Trick of Trade: Incision and loop drainage using tourniquet


The technique for abscess drainage traditionally is incision and drainage (I&D). In August 2012, I wrote about incision and loop drainage (I&LD), which it seems has gained popularity over time with similar outcomes. This technique involves using a sterile vascular loop, which is thin and long enough to form a loose knotted loop. The video below by Dr. Rob Orman reviews the steps. But, what if you don’t have a vascular loop in the ED?


By |2019-01-28T22:07:44-08:00Jan 22, 2013|Tricks of the Trade|

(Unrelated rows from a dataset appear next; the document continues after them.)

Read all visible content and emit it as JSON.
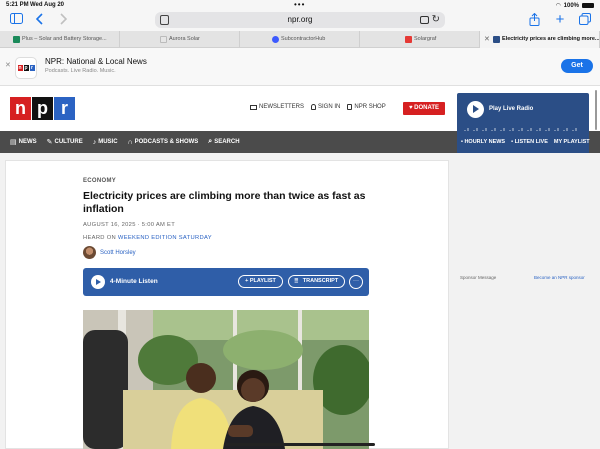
{
  "status": {
    "time": "5:21 PM",
    "date": "Wed Aug 20",
    "battery": "100%"
  },
  "toolbar": {
    "url": "npr.org",
    "icons": [
      "sidebar-icon",
      "back-icon",
      "forward-icon",
      "share-icon",
      "new-tab-icon",
      "tabs-overview-icon"
    ]
  },
  "tabs": [
    {
      "label": "Plus – Solar and Battery Storage...",
      "color": "#1b8a5a",
      "active": false
    },
    {
      "label": "Aurora Solar",
      "color": "#cccccc",
      "active": false
    },
    {
      "label": "SubcontractorHub",
      "color": "#3d5afe",
      "active": false
    },
    {
      "label": "Solargraf",
      "color": "#e53935",
      "active": false
    },
    {
      "label": "Electricity prices are climbing more...",
      "color": "#2b4e86",
      "active": true
    }
  ],
  "banner": {
    "app_name": "NPR: National & Local News",
    "subtitle": "Podcasts. Live Radio. Music.",
    "get_label": "Get"
  },
  "header": {
    "logo_letters": [
      "n",
      "p",
      "r"
    ],
    "logo_colors": [
      "#d62021",
      "#111111",
      "#2b63c3"
    ],
    "links": [
      "NEWSLETTERS",
      "SIGN IN",
      "NPR SHOP"
    ],
    "donate_label": "DONATE",
    "live_label": "Play Live Radio"
  },
  "nav": {
    "items": [
      "NEWS",
      "CULTURE",
      "MUSIC",
      "PODCASTS & SHOWS",
      "SEARCH"
    ],
    "sub_items": [
      "• HOURLY NEWS",
      "• LISTEN LIVE",
      "MY PLAYLIST"
    ]
  },
  "article": {
    "slug": "ECONOMY",
    "headline": "Electricity prices are climbing more than twice as fast as inflation",
    "date": "AUGUST 16, 2025 · 5:00 AM ET",
    "heard_prefix": "HEARD ON ",
    "heard_program": "WEEKEND EDITION SATURDAY",
    "author": "Scott Horsley"
  },
  "player": {
    "listen_label": "4-Minute Listen",
    "playlist_label": "+ PLAYLIST",
    "transcript_label": "TRANSCRIPT",
    "more_label": "···"
  },
  "sidebar": {
    "sponsor_label": "Sponsor Message",
    "sponsor_link": "Become an NPR sponsor"
  }
}
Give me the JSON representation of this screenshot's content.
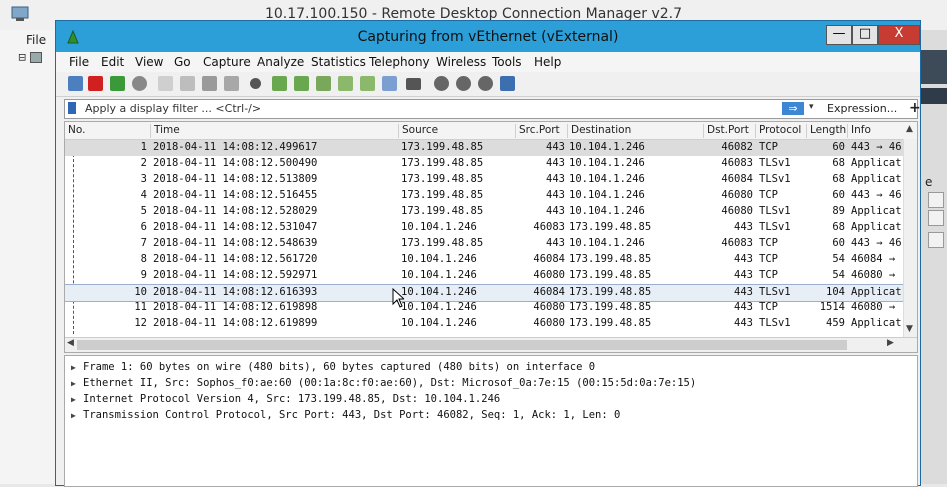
{
  "outer": {
    "title": "10.17.100.150 - Remote Desktop Connection Manager v2.7",
    "menu_file": "File",
    "tree_node": "⊟",
    "right_edge_text": "e"
  },
  "window": {
    "title": "Capturing from vEthernet (vExternal)",
    "btn_minimize": "—",
    "btn_maximize": "□",
    "btn_close": "X"
  },
  "menu": [
    "File",
    "Edit",
    "View",
    "Go",
    "Capture",
    "Analyze",
    "Statistics",
    "Telephony",
    "Wireless",
    "Tools",
    "Help"
  ],
  "filter": {
    "placeholder": "Apply a display filter ... <Ctrl-/>",
    "apply_glyph": "⇒",
    "dropdown_glyph": "▾",
    "expression_label": "Expression...",
    "add_label": "+"
  },
  "columns": [
    "No.",
    "Time",
    "Source",
    "Src.Port",
    "Destination",
    "Dst.Port",
    "Protocol",
    "Length",
    "Info"
  ],
  "packets": [
    {
      "no": "1",
      "time": "2018-04-11 14:08:12.499617",
      "src": "173.199.48.85",
      "sport": "443",
      "dst": "10.104.1.246",
      "dport": "46082",
      "proto": "TCP",
      "len": "60",
      "info": "443 → 46"
    },
    {
      "no": "2",
      "time": "2018-04-11 14:08:12.500490",
      "src": "173.199.48.85",
      "sport": "443",
      "dst": "10.104.1.246",
      "dport": "46083",
      "proto": "TLSv1",
      "len": "68",
      "info": "Applicat"
    },
    {
      "no": "3",
      "time": "2018-04-11 14:08:12.513809",
      "src": "173.199.48.85",
      "sport": "443",
      "dst": "10.104.1.246",
      "dport": "46084",
      "proto": "TLSv1",
      "len": "68",
      "info": "Applicat"
    },
    {
      "no": "4",
      "time": "2018-04-11 14:08:12.516455",
      "src": "173.199.48.85",
      "sport": "443",
      "dst": "10.104.1.246",
      "dport": "46080",
      "proto": "TCP",
      "len": "60",
      "info": "443 → 46"
    },
    {
      "no": "5",
      "time": "2018-04-11 14:08:12.528029",
      "src": "173.199.48.85",
      "sport": "443",
      "dst": "10.104.1.246",
      "dport": "46080",
      "proto": "TLSv1",
      "len": "89",
      "info": "Applicat"
    },
    {
      "no": "6",
      "time": "2018-04-11 14:08:12.531047",
      "src": "10.104.1.246",
      "sport": "46083",
      "dst": "173.199.48.85",
      "dport": "443",
      "proto": "TLSv1",
      "len": "68",
      "info": "Applicat"
    },
    {
      "no": "7",
      "time": "2018-04-11 14:08:12.548639",
      "src": "173.199.48.85",
      "sport": "443",
      "dst": "10.104.1.246",
      "dport": "46083",
      "proto": "TCP",
      "len": "60",
      "info": "443 → 46"
    },
    {
      "no": "8",
      "time": "2018-04-11 14:08:12.561720",
      "src": "10.104.1.246",
      "sport": "46084",
      "dst": "173.199.48.85",
      "dport": "443",
      "proto": "TCP",
      "len": "54",
      "info": "46084 →"
    },
    {
      "no": "9",
      "time": "2018-04-11 14:08:12.592971",
      "src": "10.104.1.246",
      "sport": "46080",
      "dst": "173.199.48.85",
      "dport": "443",
      "proto": "TCP",
      "len": "54",
      "info": "46080 →"
    },
    {
      "no": "10",
      "time": "2018-04-11 14:08:12.616393",
      "src": "10.104.1.246",
      "sport": "46084",
      "dst": "173.199.48.85",
      "dport": "443",
      "proto": "TLSv1",
      "len": "104",
      "info": "Applicat"
    },
    {
      "no": "11",
      "time": "2018-04-11 14:08:12.619898",
      "src": "10.104.1.246",
      "sport": "46080",
      "dst": "173.199.48.85",
      "dport": "443",
      "proto": "TCP",
      "len": "1514",
      "info": "46080 →"
    },
    {
      "no": "12",
      "time": "2018-04-11 14:08:12.619899",
      "src": "10.104.1.246",
      "sport": "46080",
      "dst": "173.199.48.85",
      "dport": "443",
      "proto": "TLSv1",
      "len": "459",
      "info": "Applicat"
    }
  ],
  "details": [
    "Frame 1: 60 bytes on wire (480 bits), 60 bytes captured (480 bits) on interface 0",
    "Ethernet II, Src: Sophos_f0:ae:60 (00:1a:8c:f0:ae:60), Dst: Microsof_0a:7e:15 (00:15:5d:0a:7e:15)",
    "Internet Protocol Version 4, Src: 173.199.48.85, Dst: 10.104.1.246",
    "Transmission Control Protocol, Src Port: 443, Dst Port: 46082, Seq: 1, Ack: 1, Len: 0"
  ],
  "colors": {
    "titlebar": "#2c9fd8",
    "close": "#c73c32",
    "stop": "#d02020",
    "start": "#3a9a3a"
  },
  "toolbar_icons": [
    "start-capture-icon",
    "stop-capture-icon",
    "restart-capture-icon",
    "capture-options-icon",
    "open-file-icon",
    "save-file-icon",
    "close-file-icon",
    "reload-icon",
    "find-icon",
    "go-back-icon",
    "go-forward-icon",
    "go-to-packet-icon",
    "go-first-icon",
    "go-last-icon",
    "autoscroll-icon",
    "colorize-icon",
    "zoom-in-icon",
    "zoom-out-icon",
    "zoom-normal-icon",
    "resize-columns-icon"
  ]
}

Trick of Trade: Rule of 10’s for burn fluid resuscitation


A patient presents with burns to both his arms, chest, and abdomen (anteriorly only) from a flash fire. That’s about 27% total body surface area (TBSA). So how much IV fluid should be given?

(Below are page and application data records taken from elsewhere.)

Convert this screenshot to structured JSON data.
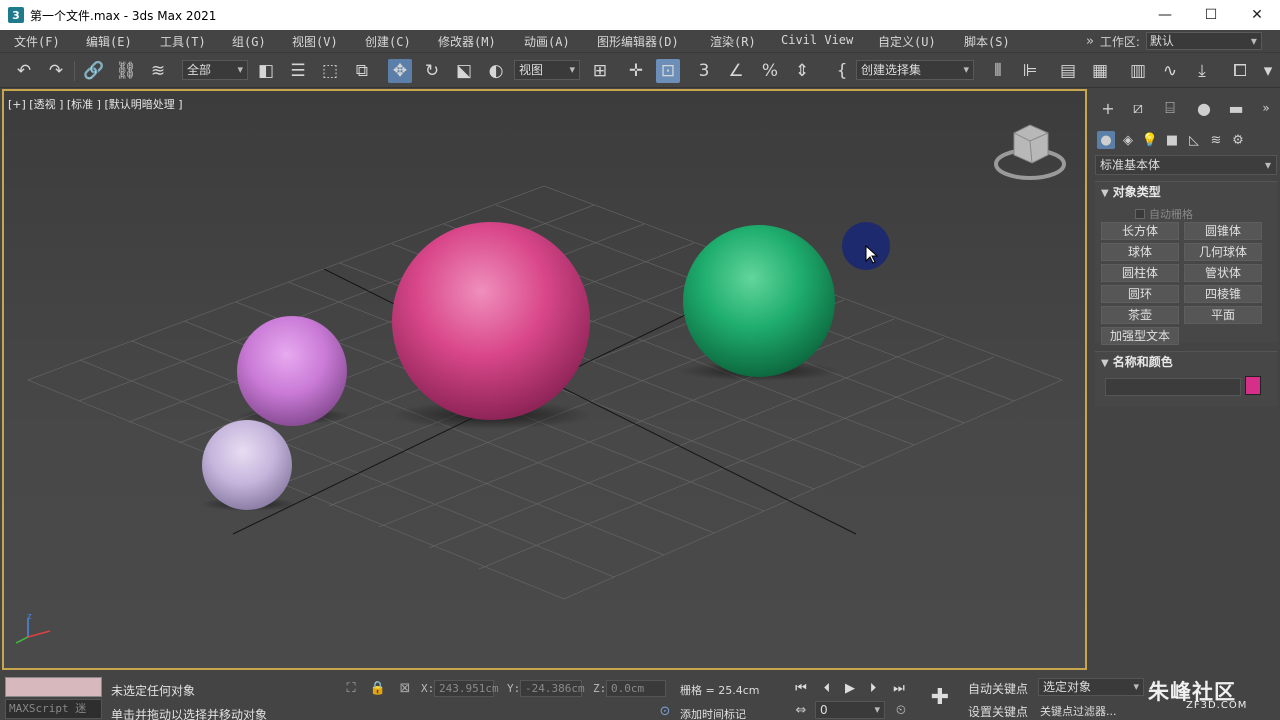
{
  "window": {
    "title": "第一个文件.max - 3ds Max 2021",
    "app_icon": "3",
    "minimize": "—",
    "maximize": "☐",
    "close": "✕"
  },
  "menu": {
    "items": [
      "文件(F)",
      "编辑(E)",
      "工具(T)",
      "组(G)",
      "视图(V)",
      "创建(C)",
      "修改器(M)",
      "动画(A)",
      "图形编辑器(D)",
      "渲染(R)",
      "Civil View",
      "自定义(U)",
      "脚本(S)"
    ],
    "overflow": "»",
    "workspace_label": "工作区:",
    "workspace_value": "默认"
  },
  "toolbar": {
    "selection_filter": "全部",
    "ref_coord": "视图",
    "named_selection": "创建选择集"
  },
  "viewport": {
    "label": "[+] [透视 ] [标准 ] [默认明暗处理 ]",
    "axis_z": "z",
    "spheres": [
      {
        "name": "pink-large",
        "color": "#d9478a"
      },
      {
        "name": "green",
        "color": "#1fae6e"
      },
      {
        "name": "violet",
        "color": "#c97ad6"
      },
      {
        "name": "lavender",
        "color": "#c5b5dc"
      }
    ]
  },
  "command_panel": {
    "category": "标准基本体",
    "object_type_title": "对象类型",
    "autogrid": "自动栅格",
    "buttons": [
      "长方体",
      "圆锥体",
      "球体",
      "几何球体",
      "圆柱体",
      "管状体",
      "圆环",
      "四棱锥",
      "茶壶",
      "平面",
      "加强型文本"
    ],
    "name_color_title": "名称和颜色",
    "object_color": "#d62f8a"
  },
  "status": {
    "maxscript": "MAXScript 迷",
    "line1": "未选定任何对象",
    "line2": "单击并拖动以选择并移动对象",
    "x_label": "X:",
    "x_value": "243.951cm",
    "y_label": "Y:",
    "y_value": "-24.386cm",
    "z_label": "Z:",
    "z_value": "0.0cm",
    "grid": "栅格 = 25.4cm",
    "add_time_tag": "添加时间标记",
    "auto_key": "自动关键点",
    "set_key": "设置关键点",
    "selected_object": "选定对象",
    "key_filters": "关键点过滤器...",
    "frame": "0"
  },
  "watermark": {
    "main": "朱峰社区",
    "sub": "ZF3D.COM"
  }
}
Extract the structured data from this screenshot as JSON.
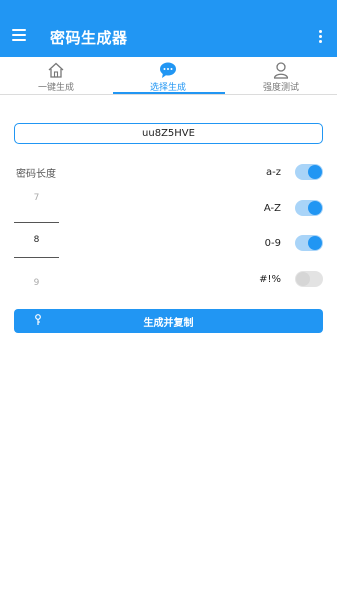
{
  "appbar": {
    "title": "密码生成器",
    "menu_icon": "hamburger-menu-icon",
    "more_icon": "more-vertical-icon",
    "background": "#2196F3"
  },
  "tabs": [
    {
      "label": "一键生成",
      "icon": "home-icon",
      "active": false
    },
    {
      "label": "选择生成",
      "icon": "chat-bubble-icon",
      "active": true
    },
    {
      "label": "强度测试",
      "icon": "user-icon",
      "active": false
    }
  ],
  "password": {
    "value": "uu8Z5HVE"
  },
  "length": {
    "label": "密码长度",
    "options": [
      "7",
      "8",
      "9"
    ],
    "selected": "8"
  },
  "toggles": [
    {
      "label": "a-z",
      "on": true
    },
    {
      "label": "A-Z",
      "on": true
    },
    {
      "label": "0-9",
      "on": true
    },
    {
      "label": "#!%",
      "on": false
    }
  ],
  "generate_button": {
    "label": "生成并复制",
    "icon": "key-icon"
  },
  "colors": {
    "accent": "#2196F3",
    "toggle_track_on": "#a9d4f8",
    "toggle_off": "#e3e3e3"
  }
}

Be aware of a phenomenon known as “fluid creep”, where patients actually get WAY too much IV fluids than they should, which can cause delayed complications such as ACS, pulmonary edema, and compartment syndrome. Don’t forget that patients often get a lot of IV fluids in the prehospital setting, which should also be factored in.

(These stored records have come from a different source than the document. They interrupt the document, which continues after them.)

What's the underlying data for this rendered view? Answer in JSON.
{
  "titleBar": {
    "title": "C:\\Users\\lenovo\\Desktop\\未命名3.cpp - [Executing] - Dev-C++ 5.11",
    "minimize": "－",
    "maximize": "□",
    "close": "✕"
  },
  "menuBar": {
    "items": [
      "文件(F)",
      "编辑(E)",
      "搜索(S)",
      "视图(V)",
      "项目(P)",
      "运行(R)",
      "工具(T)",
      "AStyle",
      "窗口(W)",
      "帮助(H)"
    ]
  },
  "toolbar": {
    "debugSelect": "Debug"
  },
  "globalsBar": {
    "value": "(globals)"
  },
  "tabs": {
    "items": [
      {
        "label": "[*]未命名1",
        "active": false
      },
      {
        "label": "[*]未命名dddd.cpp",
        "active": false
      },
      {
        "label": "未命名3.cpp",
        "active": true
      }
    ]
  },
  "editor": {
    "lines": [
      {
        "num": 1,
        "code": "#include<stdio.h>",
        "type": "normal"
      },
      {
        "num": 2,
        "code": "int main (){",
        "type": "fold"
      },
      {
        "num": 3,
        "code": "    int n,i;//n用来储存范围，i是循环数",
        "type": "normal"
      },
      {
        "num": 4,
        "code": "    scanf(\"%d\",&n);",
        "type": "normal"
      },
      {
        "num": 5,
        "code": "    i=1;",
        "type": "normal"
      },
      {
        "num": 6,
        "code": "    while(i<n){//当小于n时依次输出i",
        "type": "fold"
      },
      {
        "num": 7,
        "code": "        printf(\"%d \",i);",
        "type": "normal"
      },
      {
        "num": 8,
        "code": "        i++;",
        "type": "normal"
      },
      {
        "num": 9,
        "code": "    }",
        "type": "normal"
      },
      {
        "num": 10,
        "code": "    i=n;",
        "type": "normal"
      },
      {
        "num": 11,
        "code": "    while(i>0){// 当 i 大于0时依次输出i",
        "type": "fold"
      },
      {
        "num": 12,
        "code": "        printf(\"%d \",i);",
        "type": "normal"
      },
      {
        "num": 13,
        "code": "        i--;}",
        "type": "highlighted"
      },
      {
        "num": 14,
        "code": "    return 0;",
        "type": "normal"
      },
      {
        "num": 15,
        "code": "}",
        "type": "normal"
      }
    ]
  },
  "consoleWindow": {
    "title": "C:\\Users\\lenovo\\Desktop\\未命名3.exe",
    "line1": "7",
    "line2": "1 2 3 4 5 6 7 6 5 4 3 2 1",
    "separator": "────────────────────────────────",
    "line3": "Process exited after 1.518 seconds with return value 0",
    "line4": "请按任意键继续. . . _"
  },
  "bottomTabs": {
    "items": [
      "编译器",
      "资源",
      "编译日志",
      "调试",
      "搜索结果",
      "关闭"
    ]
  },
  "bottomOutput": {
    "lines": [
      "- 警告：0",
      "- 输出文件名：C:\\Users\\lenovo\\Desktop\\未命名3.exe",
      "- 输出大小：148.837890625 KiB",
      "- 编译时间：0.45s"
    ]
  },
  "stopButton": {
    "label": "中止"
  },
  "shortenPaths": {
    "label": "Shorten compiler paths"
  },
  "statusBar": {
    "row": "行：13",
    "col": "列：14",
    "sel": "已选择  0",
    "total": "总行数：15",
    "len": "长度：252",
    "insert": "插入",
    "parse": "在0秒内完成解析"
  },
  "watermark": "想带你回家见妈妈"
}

By |2019-01-28T22:08:28-08:00Jan 15, 2013|Trauma, Tricks of the Trade|

Trick of the Trade: Reducing the metacarpal neck fracture

General principles of fracture reduction involve axially distracting or pulling on a fracture fragment and pushing the piece back into anatomical alignment. This can be seen in the video below (automatically starts at 2:25 for the actual procedure). What if this approach doesn’t work? The fracture fragment remains immobile despite your best efforts.


By |2019-01-28T22:08:52-08:00Jan 8, 2013|Orthopedic, Tricks of the Trade|